The issue of personal identity is prominent throughout one’s personal discipleship. It is a truth that Christians tend to learn early on, and comes back from time to time as we traverse the Christian life. The frequent exposure not only helps us to be reminded of biblical truths, but also helpful because this issue itself carries with it many implications to life in general.
In light of that, keep in mind that as you kick off the fall 2013 study of Bearing God’s Image this week, you are going to have students enter your room who have never conceived of themselves and their own personal identity in light of the One who made them.

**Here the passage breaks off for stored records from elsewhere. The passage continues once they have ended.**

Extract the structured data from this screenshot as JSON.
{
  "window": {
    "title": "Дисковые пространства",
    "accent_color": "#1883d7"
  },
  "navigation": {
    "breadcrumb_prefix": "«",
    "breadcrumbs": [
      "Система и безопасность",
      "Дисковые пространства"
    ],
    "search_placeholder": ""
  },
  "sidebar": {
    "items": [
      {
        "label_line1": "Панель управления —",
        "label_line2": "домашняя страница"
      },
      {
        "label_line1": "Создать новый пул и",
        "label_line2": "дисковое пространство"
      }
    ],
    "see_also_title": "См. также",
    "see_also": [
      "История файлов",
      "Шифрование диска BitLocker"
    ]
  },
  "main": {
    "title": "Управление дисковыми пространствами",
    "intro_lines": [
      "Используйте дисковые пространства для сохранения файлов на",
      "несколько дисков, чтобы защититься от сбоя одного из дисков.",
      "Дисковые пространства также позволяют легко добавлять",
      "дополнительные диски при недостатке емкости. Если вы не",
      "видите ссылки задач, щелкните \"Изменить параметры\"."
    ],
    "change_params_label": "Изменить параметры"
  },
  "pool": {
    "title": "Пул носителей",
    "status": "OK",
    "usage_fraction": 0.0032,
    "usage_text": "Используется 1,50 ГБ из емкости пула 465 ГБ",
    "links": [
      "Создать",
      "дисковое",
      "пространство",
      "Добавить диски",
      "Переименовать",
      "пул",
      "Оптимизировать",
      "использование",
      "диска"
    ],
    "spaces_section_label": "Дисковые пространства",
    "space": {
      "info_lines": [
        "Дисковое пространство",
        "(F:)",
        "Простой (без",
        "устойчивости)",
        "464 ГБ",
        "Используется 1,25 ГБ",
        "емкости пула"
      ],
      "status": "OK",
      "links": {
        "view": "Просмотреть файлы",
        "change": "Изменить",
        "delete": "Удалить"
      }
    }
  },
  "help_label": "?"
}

For instance…
• Many of your students have a personal view of themselves that is completely peer-driven – they identify with the labels they have received from others around them.
• Or they have labeled themselves and sought to identify with an inflated or deflated perception of themselves.
• Some connect their identities with an ability or performance – like playing a sport or making good grades.
• For others it may be in character traits they possess – such as being likable or in making others laugh.
• Still for others, their identity is tied to their social status, their association or disassociation from a certain group.
Whatever it may be, the point to be emphasized is that our students are finding their identity horizontally in the things around them.
This behavior is nothing new – after all, it is a characteristic of the human race. Yet even though there are a number of things students often find their identity in, if they were completely honest with you (and with themselves), I think that in those quiet moments they would confess that those things are unable to truly satisfy.
Like all sins, these things we seek to ground our identity in are utterly deceitful because they promise one thing but are unable to deliver. Why? Because our students were never meant to find their identity horizontally in the things around them, but rather vertically through their relationship with God.
For many of your students this week, this will be the first time they hear the biblical reality that they were created in God’s image, intended to reflect and glorify God as an image bearer should. That they have, by virtue of being created by a loving and personal Creator, inherent value, dignity, and worth as a person. And ultimately that they, because of the person and work of Jesus, are being restored to reflect God the way they ought, and because of that there is no reason to find identity in the trivial things around them.
These will be weighty truths for them to hear not because they are difficult to understand, but because they get to the heart of the matter when it comes to how students understand themselves and others around them. These truths carry with them tremendous implications for a student’s life.
So be encouraged as you seek to shepherd the hearts in your group this week with the truth of not only who created them, but also why they were created!